‘Tis the season to be jolly, and the best way to keep writers, editors and other grammarians full of festive cheer at this time of year is to avoid glaring spelling mistakes.
Whether you’re writing your Christmas cards or planning a yuletide article, there are certain words that crop up in December that you don’t often use at other times in the year, so you might feel a bit rusty on how to spell them.
Here are three of the most common seasonal slip-ups:
1. Santa Claus
One of the most common pieces of Christmas confusion displayed by writers is the name of the jolly old soul himself.
Mr. Claus has no ‘E’ on the end of his name, but the misspelling ‘Santa Clause’ is seen regularly. To make it worse, it isn’t picked up by most spellchecks due to the existence of the 1993 film ‘The Santa Clause’, which is a pun title referring to a clause (or section of a contract) addressed in the film.
Remember, Santa doesn’t like people who are naughty, and there are exactly ‘nought Es’ in his name. Alternatively, just call him Father Christmas as we traditionally do in the UK.
If you are a wise man (or woman), make sure you are spelling this seasonal offering correctly.
It’s an unusual word of Semitic origin that contains no vowels. Used by the Ancient Egyptians as an embalming fluid, don’t let your writing die a death by misspelling it!
‘I’ before ‘E’, except after ‘C’ is what you may have heard at school, but there are so many exceptions to the rule, the government now says it’s “not worth teaching”.
‘Sleigh’ is one of a number of words that break the maxim and could lead you down a slippery slope of poor spelling.
As you can see, there are a few Christmas words that could catch you cold.

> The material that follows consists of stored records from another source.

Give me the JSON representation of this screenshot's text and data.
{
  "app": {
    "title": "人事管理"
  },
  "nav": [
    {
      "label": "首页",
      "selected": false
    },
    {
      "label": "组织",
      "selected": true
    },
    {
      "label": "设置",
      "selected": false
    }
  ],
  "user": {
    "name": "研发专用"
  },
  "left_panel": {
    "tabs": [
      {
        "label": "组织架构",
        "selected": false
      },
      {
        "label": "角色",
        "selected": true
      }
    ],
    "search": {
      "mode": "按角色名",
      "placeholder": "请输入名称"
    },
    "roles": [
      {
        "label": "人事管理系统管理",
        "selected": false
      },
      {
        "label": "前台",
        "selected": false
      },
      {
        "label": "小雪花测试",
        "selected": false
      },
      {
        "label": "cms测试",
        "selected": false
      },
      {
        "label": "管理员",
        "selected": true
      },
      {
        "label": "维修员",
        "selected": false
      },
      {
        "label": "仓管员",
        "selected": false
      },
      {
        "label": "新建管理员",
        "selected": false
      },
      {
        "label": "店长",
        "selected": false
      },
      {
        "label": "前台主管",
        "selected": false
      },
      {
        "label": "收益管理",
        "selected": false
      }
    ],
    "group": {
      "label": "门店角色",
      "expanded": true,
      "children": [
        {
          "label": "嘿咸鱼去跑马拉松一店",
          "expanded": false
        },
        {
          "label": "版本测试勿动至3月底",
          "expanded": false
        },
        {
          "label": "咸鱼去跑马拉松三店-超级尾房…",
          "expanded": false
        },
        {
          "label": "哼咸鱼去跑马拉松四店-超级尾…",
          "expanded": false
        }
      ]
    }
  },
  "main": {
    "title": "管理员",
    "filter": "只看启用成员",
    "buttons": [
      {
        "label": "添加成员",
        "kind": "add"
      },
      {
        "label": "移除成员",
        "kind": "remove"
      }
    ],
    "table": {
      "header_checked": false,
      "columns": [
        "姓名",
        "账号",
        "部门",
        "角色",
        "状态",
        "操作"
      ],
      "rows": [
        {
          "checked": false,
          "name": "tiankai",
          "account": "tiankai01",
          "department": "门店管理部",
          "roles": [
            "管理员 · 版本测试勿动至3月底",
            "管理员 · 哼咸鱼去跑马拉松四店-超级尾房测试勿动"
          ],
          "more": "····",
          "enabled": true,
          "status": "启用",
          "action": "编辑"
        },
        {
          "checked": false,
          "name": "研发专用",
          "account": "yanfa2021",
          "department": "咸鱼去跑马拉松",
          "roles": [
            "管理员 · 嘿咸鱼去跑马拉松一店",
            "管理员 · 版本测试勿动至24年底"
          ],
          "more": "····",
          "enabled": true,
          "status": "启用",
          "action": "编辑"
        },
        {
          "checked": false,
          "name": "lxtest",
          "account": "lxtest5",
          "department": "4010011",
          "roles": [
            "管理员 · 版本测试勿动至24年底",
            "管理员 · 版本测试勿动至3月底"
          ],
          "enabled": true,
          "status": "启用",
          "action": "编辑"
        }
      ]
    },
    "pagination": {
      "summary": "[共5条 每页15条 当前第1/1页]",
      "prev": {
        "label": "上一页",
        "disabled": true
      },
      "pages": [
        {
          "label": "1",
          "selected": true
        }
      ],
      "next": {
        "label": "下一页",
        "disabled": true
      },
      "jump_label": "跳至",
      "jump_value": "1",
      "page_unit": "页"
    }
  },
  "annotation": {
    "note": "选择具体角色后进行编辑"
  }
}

If you want to shore up your spelling and overall writing, our Freelance Writing for Businesses diploma course can spell a great Christmas for you, not to mention a grammatically satisfying New Year.